The cost estimates in the table that follows are based on application rates that are either the recommended rate or the highest rate for maximum results and durability. Lower rates might be appropriate in certain cases. The costs are also based on pricing provided for non-bulk orders.

Table 3. Product shipping options and cost


Shipping options

Product Cost*

Dust Stop Liquid

Cypher International Winnipeg, MB

1000 Litre totes and bulk

$4.33/Litre of concentrate (2016) (CND)

Pricing customizable based on surface type and number of applications


Petro Canada Calgary, AB

250 Litre drum or bulk

$3.08/Litre (2009 estimate)

Contacted in 2016, company policy will not

allow for price estimate without account and quote details.


Milligan Bio-Tech Foam Lake, SK

205 Litre drum

1000 litre totes or bulk

$1.25/Litre (2016 estimate) (CND)


ENS Solutions Ltd Beamsville ON

275 Gal tote or bulk tankers

55 gallon drums (new in 2016)

$1.54/Litre of 55% concentrate (CND) (2016 estimate)

EnviroKleen Hydrograss Tech North Oxford, Mass

55 Gal drum (475 lbs)

275 Gal tote (2300 lbs)

$10.50/Gal (2009) (awaiting reply) (3.78L)

EK 35

Hydrograss Tech North Oxford, Mass

55 Gal drum (475 lbs)

275 Gal tote (2300 lbs)

$9.25/Gal (2009) (awaiting reply) (3.78L)


Syntech Toledo, Ohio

55 Gal drum (605 lbs)

275 Gal tote (3025 lbs) Bulk

$2.25/Gal (USD) (bulk – prices based on 4500-5800 gallon loads) (2016 prices)

$893.75/Tote (USD) (275 gallons)

$206.25/drum (USD) (55 gallons)


Toledo, Ohio

55 Gal drum (500 lbs)

275 Gal tote (2310 lbs)

$3.05/Gal (USD) (bulk) (2016)


Columbus, Indiana

275 Gal totes, 55 gallon drums and 5 gallon


$2.75/Gal (USD) (2016)


Columbus Indiana

4900 Gal bulk tankers

18,500 Gal railcar

$1.75/Gal (USD) (2016)


1000 Litre totes

$1.80/ Litre (CDN) (2016)

~ 0.60/Litre (CDN) diluted


Amesburry, MA

275 Gal totes

Bulk Tankers

$8.5/Gal (USD) (2016)

*All costs are exclusive of shipping and application.


Cypher Environmental Ltd

391 Campbell St

Winnipeg, Manitoba R3N 1B6 Darryl Chuback

Tel: 204-489-1214 x 108

Cell: 204-997-4175


Petro Canada

P.O. Box 2844

150 – 6th Avenue S.W. Calgary, Alberta T2P 3E3

1-866-355-3369, 403-296-8000


Milligan BioFuels Inc

Box 130, 907 Highway 16E

Foam Lake, Saskatchewan S0A 1A0 306-272-6284, 1-866-388-6284


ENSSolutions Ltd

Paul Goulet, 416-960-4713 Cell: 416-617-0904

4306 Bartlett Rd.

Beamsville.
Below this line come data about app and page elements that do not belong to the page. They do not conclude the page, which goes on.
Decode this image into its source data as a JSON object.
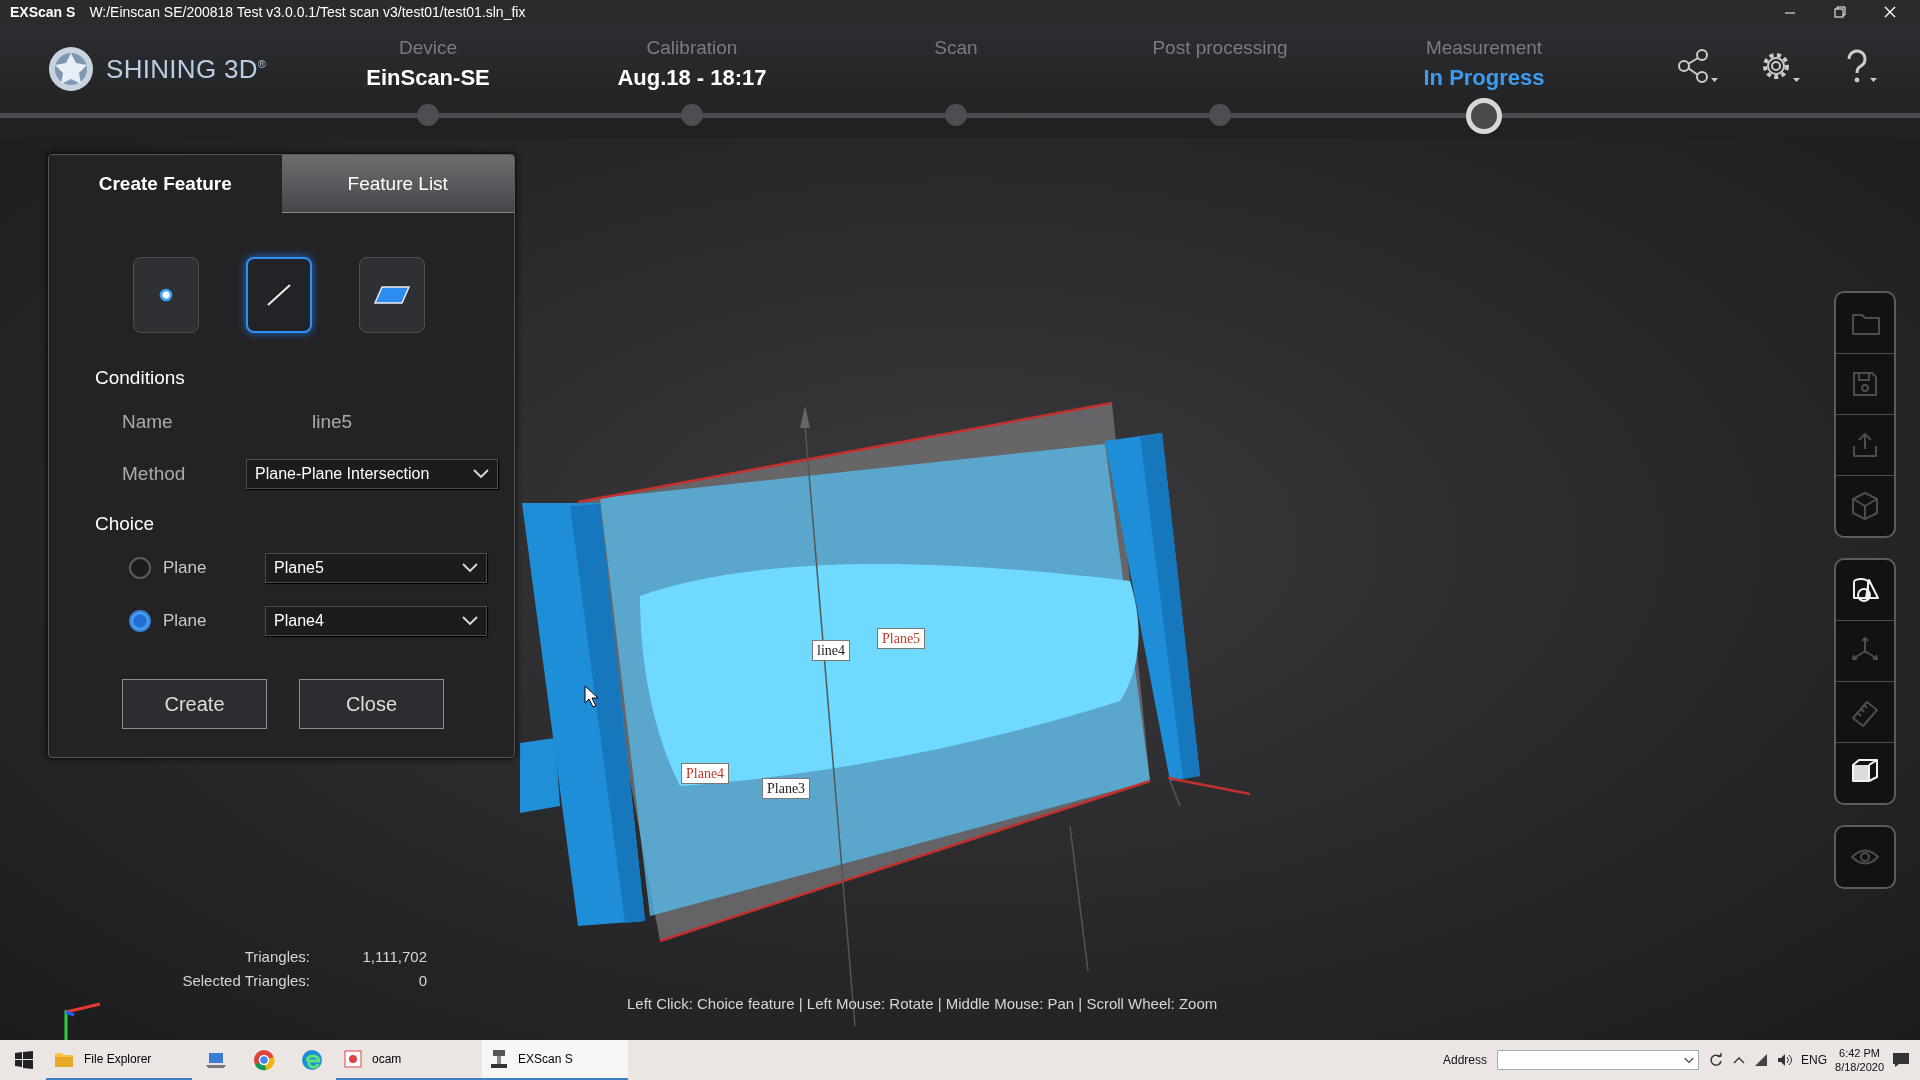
{
  "window": {
    "app": "EXScan S",
    "path": "W:/Einscan SE/200818 Test v3.0.0.1/Test scan v3/test01/test01.sln_fix"
  },
  "header": {
    "logo": "SHINING 3D$^{®}$",
    "steps": [
      {
        "caption": "Device",
        "value": "EinScan-SE",
        "selected": false
      },
      {
        "caption": "Calibration",
        "value": "Aug.18 - 18:17",
        "selected": false
      },
      {
        "caption": "Scan",
        "selected": false
      },
      {
        "caption": "Post processing",
        "selected": false
      },
      {
        "caption": "Measurement",
        "value": "In Progress",
        "selected": true
      }
    ]
  },
  "panel": {
    "tabs": [
      {
        "label": "Create Feature",
        "selected": true
      },
      {
        "label": "Feature List",
        "selected": false
      }
    ],
    "feature_types": [
      {
        "kind": "point",
        "selected": false
      },
      {
        "kind": "line",
        "selected": true
      },
      {
        "kind": "plane",
        "selected": false
      }
    ],
    "conditions": {
      "heading": "Conditions",
      "name_label": "Name",
      "name_value": "line5",
      "method_label": "Method",
      "method_value": "Plane-Plane Intersection"
    },
    "choice": {
      "heading": "Choice",
      "rows": [
        {
          "label": "Plane",
          "value": "Plane5",
          "selected": false
        },
        {
          "label": "Plane",
          "value": "Plane4",
          "selected": true
        }
      ]
    },
    "buttons": [
      "Create",
      "Close"
    ]
  },
  "viewport": {
    "labels": [
      {
        "text": "line4",
        "selected": false
      },
      {
        "text": "Plane5",
        "selected": true
      },
      {
        "text": "Plane4",
        "selected": true
      },
      {
        "text": "Plane3",
        "selected": false
      }
    ],
    "stats": [
      {
        "label": "Triangles:",
        "value": "1,111,702"
      },
      {
        "label": "Selected Triangles:",
        "value": "0"
      }
    ],
    "hint": "Left Click: Choice feature | Left Mouse: Rotate | Middle Mouse: Pan | Scroll Wheel: Zoom"
  },
  "toolbar": [
    [
      {
        "kind": "folder",
        "enabled": false
      },
      {
        "kind": "save",
        "enabled": false
      },
      {
        "kind": "export",
        "enabled": false
      },
      {
        "kind": "cube",
        "enabled": false
      }
    ],
    [
      {
        "kind": "shapes",
        "enabled": true
      },
      {
        "kind": "axes",
        "enabled": false
      },
      {
        "kind": "ruler",
        "enabled": false
      },
      {
        "kind": "box",
        "enabled": true
      }
    ],
    [
      {
        "kind": "eye",
        "enabled": false
      }
    ]
  ],
  "taskbar": {
    "items": [
      {
        "kind": "explorer",
        "label": "File Explorer",
        "running": true,
        "selected": false
      },
      {
        "kind": "laptop",
        "running": false,
        "selected": false
      },
      {
        "kind": "chrome",
        "running": false,
        "selected": false
      },
      {
        "kind": "edge",
        "running": false,
        "selected": false
      },
      {
        "kind": "ocam",
        "label": "ocam",
        "running": true,
        "selected": false
      },
      {
        "kind": "exscan",
        "label": "EXScan S",
        "running": true,
        "selected": true
      }
    ],
    "address_label": "Address",
    "language": "ENG",
    "time": "6:42 PM",
    "date": "8/18/2020"
  }
}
Ontario. L0R 1B1


Hydrograss Technologies

157 Southbridge Road,

North Oxford, Massacheussetts, 01537

Paul Nigosian, 508-726-7695, 1-800-853-5393



520 East Woodruff, Toledo Ohio 43604

Ted Leslie, 1-800-537-0288


Dustkill LLC.

6921 East 600 North

Columbus, IN 47203 David Streitelmeier David@dustkillinc.com (317) 446-7672

1(877) 350-2645


Envirosafe Chemicals Canada

James Davey

10011 Thatcher Avenue

Po Box 1792

North Battleford, Saskatchewan, (306) 446-0505


DirtGlue Enterprises, LLC

Chris Rider chris@dirtglue.com

83 Middle Street

Amesbury, MA 01913




Dust control for Unpaved Roads, National Guide to Sustainable Municipal Infrastructure (InfraGuide), October 2005

Dust Palliative Application and Selection Guide, Bolander et al, U.S. Department of Agriculture,1999 http://www.ecy.wa.gov/programs/air/pdfs/Dust_Palliative.pdf

Potential Environmental Impacts of Dust Suppressants: Avoiding Another Times Beach, An Expert Panel Summary Las Vegas, Nevada May 30-31, 2002, U.S. Environmental Protection Agency 2004, Piechota et al. http://www.epa.gov/esd/cmb/pdf/dust.pdf

Testing of Dust Suppressants for Water Quality Impacts, Karen Irwin et al, U.S. Environmental Protection Agency, 2008. http://www.epa.gov/region09/air/dust/DustSuppressants-sept2008.pdf

Alaska Rural Dust Control Alternatives, (DRAFT), Sierra Research for the Alaska Department of Environmental Conservation, 2006 http://www.epa.gov/region09/air/dust/DustSuppressants-sept2008.pdf

Dust Suppressants, Environment Yukon, Government of Yukon. Retrieved on March 3, 2009 from http://environmentyukon.gov.yk.ca/monitoringenvironment/EnvironmentActandRegu lations/dustsuppres.php

Telephone interviews with each company contact, February 25 to March 6, 2009. Telephone Interviews with each company contact, June 8th to June 9th, 2016.

Telephone interview with Frank Hall, Ontario Good Roads Association (OGRA), March 2, 2009.

Complete the form below to download this document now.